Patrick Noone on why we shouldn’t write off Australia, even if the ball is swinging and seaming
Australia have not won an away Ashes series since 2001. The reasons for them failing to win in England since have been numerous and varied, but the enduring image from their most recent tour, in 2015, was of a succession of batsmen throwing hard hands at balls outside their off-stump during Stuart Broad’s 8-15 demolition job at Trent Bridge. Since then, the prevailing narrative has been that Australia Do Not Play The Moving Ball Well and that England’s bowling attack, allied to helpful conditions, are perfectly placed to exploit those weaknesses.
Conditions in Test cricket in England have rarely been as bowler-friendly as they are right now. Top six batsmen averaged just 28.32 across the seven Tests played in 2018 and, if the one-off Test at Lord’s between England and Ireland is anything to go by, we look set to be in for another summer of ball dominating bat.
Last year’s series against both Pakistan and India saw seam bowlers from all teams find prodigious movement off the pitch. In fact, there was more seam movement, on average, in Tests on UK soil last year than in any previous summer on record. Given the decision to use last year’s batch of Duke’s balls for the upcoming Ashes series, there is plenty to suggest that seamers will once again dominate proceedings.
While their batsmen might still be dogged by criticism about how they play the moving ball, Australia’s recent record against balls seaming a large amount (more than 0.75°) is far better than many might think, better even than every other team’s top six since the start of 2015.
This suggests that, despite their reputation, Australia are as well-equipped as anyone to deal the ball in seaming conditions. Where they have struggled in recent years is in conditions where there is lateral movement through the air – swing, rather than seam. Balls that swing more than 3.00° tend to be less threatening than those in the bracket between 0.75° and 3.00°, suggesting it’s possible to find too much swing. Australia’s record against balls in that sweet spot of swing is poor; their average is lower than any other team since the start of 2015.
As we’ve already seen, bowlers are finding more seam movement than ever in England at the moment, but it’s actually a different story for balls swinging a dangerous amount. The last two years have seen the lowest percentage of balls in the 0.75°-3.00° bracket since records began.
So, while the ball is doing plenty off the pitch, we know that Australia can deal with the seaming ball. And, while they might struggle against the swinging ball, recent data suggests that they won’t be facing as many balls of the kind they struggle against as they might ordinarily expect.
Furthermore, Australia’s preparation for this series has been solid, both in terms of their warm up matches and in their batsmen getting valuable experience in English conditions. Cameron Bancroft and Marnus Labuschagne have respectively played nine and ten matches in this season’s County Championship and both are in the top ten list for batting averages across the two divisions.

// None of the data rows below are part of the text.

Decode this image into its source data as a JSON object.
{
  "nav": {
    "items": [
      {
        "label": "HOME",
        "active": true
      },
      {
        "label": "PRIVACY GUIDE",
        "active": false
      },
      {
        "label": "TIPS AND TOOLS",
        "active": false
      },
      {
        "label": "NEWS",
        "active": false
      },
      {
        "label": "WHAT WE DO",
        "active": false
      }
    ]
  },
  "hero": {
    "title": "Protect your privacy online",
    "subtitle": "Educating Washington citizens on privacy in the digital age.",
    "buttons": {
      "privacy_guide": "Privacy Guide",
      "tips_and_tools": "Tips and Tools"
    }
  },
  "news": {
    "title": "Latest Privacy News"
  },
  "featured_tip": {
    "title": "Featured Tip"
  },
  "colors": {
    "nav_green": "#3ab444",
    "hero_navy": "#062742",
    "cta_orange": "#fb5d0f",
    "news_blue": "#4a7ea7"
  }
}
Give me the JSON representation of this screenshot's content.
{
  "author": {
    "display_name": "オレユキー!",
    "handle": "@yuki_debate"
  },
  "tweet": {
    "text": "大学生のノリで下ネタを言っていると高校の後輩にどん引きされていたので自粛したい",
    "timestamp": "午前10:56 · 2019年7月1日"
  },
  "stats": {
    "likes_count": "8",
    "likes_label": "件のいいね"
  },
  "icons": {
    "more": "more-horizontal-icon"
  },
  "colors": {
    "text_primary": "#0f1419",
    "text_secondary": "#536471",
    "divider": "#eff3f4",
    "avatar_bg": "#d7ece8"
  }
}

In fact, of the ten batsmen named in Australia’s squad, only Matthew Wade and Marcus Harris have played less than five First Class matches on English soil. With hints from the Australian camp that it will be Bancroft who partners David Warner at the top of the order, rather than Harris, Australia’s probable top six will have played 64 First Class matches in England before the series gets underway.
For context, in 2015, Australia’s top six had played a total of 87 First Class matches in England prior to the first Test, and that team contained veterans such as Chris Rogers, Adam Voges, Michael Clarke and Shane Watson. For the current team to have played just 23 fewer matches than their 2015 counterparts, despite their relative youth and perceived inexperience, is a credit to the preparations made by the Australian setup this time around.
In comparison to the batsmen selected in England’s squad for the first Test at Edgbaston, Australia’s batting line-up actually boasts a very slightly superior record in First Class cricket on these shores. Of course, the sample sizes differ and the margin between the two sides is small, but the numbers do at least suggest that Australia won’t be the rabbits in headlights that some have been expecting them to be against the Duke’s ball.
Nonetheless, Australia will have seen what England did to Ireland on the third morning at Lord’s. They will know that when they get it right, they can be devastating in these conditions, especially once James Anderson and Jofra Archer are added to the equation, but they come into the series knowing they have done all they can to counter that threat.
Patrick Noone is an analyst at CricViz.